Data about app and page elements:
- - - - - - -

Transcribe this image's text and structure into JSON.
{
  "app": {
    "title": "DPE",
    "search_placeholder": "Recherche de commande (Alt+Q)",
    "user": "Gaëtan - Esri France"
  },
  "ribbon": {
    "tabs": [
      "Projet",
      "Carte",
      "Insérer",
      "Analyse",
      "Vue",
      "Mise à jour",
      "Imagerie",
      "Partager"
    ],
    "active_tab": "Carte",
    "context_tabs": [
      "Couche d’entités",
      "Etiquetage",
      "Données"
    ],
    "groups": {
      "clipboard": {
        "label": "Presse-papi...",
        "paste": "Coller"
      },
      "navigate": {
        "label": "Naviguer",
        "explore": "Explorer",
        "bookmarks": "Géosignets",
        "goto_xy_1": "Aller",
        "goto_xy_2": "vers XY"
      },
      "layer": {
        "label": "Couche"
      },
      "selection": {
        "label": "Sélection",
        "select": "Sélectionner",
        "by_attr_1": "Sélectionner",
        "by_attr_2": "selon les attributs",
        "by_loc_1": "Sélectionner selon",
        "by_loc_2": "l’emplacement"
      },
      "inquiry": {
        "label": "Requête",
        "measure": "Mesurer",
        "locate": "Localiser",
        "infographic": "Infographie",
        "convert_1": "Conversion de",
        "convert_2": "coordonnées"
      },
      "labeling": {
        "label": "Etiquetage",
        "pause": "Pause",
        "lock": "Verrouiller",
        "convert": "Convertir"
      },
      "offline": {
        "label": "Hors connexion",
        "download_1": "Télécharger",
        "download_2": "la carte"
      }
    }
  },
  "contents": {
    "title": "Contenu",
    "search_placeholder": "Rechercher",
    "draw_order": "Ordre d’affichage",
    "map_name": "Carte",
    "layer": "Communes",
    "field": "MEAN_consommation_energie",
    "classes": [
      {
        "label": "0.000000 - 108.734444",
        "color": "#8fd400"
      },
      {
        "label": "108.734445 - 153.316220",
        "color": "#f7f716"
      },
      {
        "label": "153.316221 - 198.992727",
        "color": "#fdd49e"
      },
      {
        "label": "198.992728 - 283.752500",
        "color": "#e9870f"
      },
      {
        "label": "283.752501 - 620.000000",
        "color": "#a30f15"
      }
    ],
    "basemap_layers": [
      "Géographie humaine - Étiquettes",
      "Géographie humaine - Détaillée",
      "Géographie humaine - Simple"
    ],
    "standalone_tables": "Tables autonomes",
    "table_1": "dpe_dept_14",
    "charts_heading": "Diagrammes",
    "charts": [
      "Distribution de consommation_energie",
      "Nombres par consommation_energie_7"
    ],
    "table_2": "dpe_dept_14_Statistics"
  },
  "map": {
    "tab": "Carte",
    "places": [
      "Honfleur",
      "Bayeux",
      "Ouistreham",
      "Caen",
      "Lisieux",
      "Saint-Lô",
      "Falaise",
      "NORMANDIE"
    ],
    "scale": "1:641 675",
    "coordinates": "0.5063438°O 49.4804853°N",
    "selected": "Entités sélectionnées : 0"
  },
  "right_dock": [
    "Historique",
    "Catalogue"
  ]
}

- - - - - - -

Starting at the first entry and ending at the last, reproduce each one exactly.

Transcribe this image's text and structure into JSON.
{
  "app": {
    "title": "DPE",
    "search_placeholder": "Recherche de commande (Alt+Q)",
    "user": "Gaëtan - Esri France"
  },
  "ribbon": {
    "tabs": [
      "Projet",
      "Carte",
      "Insérer",
      "Analyse",
      "Vue",
      "Mise à jour",
      "Imagerie",
      "Partager"
    ],
    "active_tab": "Carte",
    "context_tabs": [
      "Couche d’entités",
      "Etiquetage",
      "Données"
    ],
    "groups": {
      "clipboard": {
        "label": "Presse-papi...",
        "paste": "Coller"
      },
      "navigate": {
        "label": "Naviguer",
        "explore": "Explorer",
        "bookmarks": "Géosignets",
        "goto_xy_1": "Aller",
        "goto_xy_2": "vers XY"
      },
      "layer": {
        "label": "Couche"
      },
      "selection": {
        "label": "Sélection",
        "select": "Sélectionner",
        "by_attr_1": "Sélectionner",
        "by_attr_2": "selon les attributs",
        "by_loc_1": "Sélectionner selon",
        "by_loc_2": "l’emplacement"
      },
      "inquiry": {
        "label": "Requête",
        "measure": "Mesurer",
        "locate": "Localiser",
        "infographic": "Infographie",
        "convert_1": "Conversion de",
        "convert_2": "coordonnées"
      },
      "labeling": {
        "label": "Etiquetage",
        "pause": "Pause",
        "lock": "Verrouiller",
        "convert": "Convertir"
      },
      "offline": {
        "label": "Hors connexion",
        "download_1": "Télécharger",
        "download_2": "la carte"
      }
    }
  },
  "contents": {
    "title": "Contenu",
    "search_placeholder": "Rechercher",
    "draw_order": "Ordre d’affichage",
    "map_name": "Carte",
    "layer": "Communes",
    "field": "MEAN_consommation_energie",
    "classes": [
      {
        "label": "0.000000 - 108.734444",
        "color": "#8fd400"
      },
      {
        "label": "108.734445 - 153.316220",
        "color": "#f7f716"
      },
      {
        "label": "153.316221 - 198.992727",
        "color": "#fdd49e"
      },
      {
        "label": "198.992728 - 283.752500",
        "color": "#e9870f"
      },
      {
        "label": "283.752501 - 620.000000",
        "color": "#a30f15"
      }
    ],
    "basemap_layers": [
      "Géographie humaine - Étiquettes",
      "Géographie humaine - Détaillée",
      "Géographie humaine - Simple"
    ],
    "standalone_tables": "Tables autonomes",
    "table_1": "dpe_dept_14",
    "charts_heading": "Diagrammes",
    "charts": [
      "Distribution de consommation_energie",
      "Nombres par consommation_energie_7"
    ],
    "table_2": "dpe_dept_14_Statistics"
  },
  "map": {
    "tab": "Carte",
    "places": [
      "Honfleur",
      "Bayeux",
      "Ouistreham",
      "Caen",
      "Lisieux",
      "Saint-Lô",
      "Falaise",
      "NORMANDIE"
    ],
    "scale": "1:641 675",
    "coordinates": "0.5063438°O 49.4804853°N",
    "selected": "Entités sélectionnées : 0"
  },
  "right_dock": [
    "Historique",
    "Catalogue"
  ]
}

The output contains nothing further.